====== Source material
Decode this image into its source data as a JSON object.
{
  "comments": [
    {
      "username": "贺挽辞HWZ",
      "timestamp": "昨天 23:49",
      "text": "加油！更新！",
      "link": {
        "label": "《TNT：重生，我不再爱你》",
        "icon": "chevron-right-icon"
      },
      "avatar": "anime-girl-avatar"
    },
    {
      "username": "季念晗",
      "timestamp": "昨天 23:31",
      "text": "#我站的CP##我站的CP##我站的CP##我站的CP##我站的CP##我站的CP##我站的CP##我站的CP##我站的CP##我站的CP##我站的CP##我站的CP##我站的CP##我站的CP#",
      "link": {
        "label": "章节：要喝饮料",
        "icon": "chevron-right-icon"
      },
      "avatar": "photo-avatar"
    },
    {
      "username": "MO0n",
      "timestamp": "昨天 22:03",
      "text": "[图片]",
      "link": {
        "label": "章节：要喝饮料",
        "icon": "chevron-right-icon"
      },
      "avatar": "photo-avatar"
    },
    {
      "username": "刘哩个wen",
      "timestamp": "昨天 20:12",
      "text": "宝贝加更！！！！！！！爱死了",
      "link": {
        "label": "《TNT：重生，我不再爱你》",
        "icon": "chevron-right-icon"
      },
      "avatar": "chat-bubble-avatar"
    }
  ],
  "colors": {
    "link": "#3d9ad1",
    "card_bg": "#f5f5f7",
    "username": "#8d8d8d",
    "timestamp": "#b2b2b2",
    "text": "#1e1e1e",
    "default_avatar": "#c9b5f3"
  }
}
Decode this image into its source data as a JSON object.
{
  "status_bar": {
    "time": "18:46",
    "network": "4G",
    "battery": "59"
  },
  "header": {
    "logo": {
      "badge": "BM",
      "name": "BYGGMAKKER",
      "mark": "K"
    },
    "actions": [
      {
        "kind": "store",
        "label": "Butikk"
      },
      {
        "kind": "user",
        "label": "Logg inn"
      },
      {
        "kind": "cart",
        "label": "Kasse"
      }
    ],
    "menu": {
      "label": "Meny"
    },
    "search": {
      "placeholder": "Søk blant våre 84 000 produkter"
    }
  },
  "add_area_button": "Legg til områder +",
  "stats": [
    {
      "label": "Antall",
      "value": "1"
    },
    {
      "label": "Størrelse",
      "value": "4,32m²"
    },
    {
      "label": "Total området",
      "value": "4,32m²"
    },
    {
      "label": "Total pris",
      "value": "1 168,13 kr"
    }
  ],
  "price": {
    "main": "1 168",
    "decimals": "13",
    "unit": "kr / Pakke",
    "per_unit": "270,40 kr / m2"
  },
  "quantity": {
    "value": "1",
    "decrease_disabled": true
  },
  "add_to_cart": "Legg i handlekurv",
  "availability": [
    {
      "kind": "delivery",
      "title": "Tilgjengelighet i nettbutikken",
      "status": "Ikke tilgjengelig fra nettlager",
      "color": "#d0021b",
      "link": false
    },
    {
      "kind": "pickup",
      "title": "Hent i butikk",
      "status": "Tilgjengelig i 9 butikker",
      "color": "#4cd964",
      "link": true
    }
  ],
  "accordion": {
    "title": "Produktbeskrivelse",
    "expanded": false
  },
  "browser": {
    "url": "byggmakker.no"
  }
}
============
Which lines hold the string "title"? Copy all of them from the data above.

      "title": "Tilgjengelighet i nettbutikken",
      "title": "Hent i butikk",
    "title": "Produktbeskrivelse",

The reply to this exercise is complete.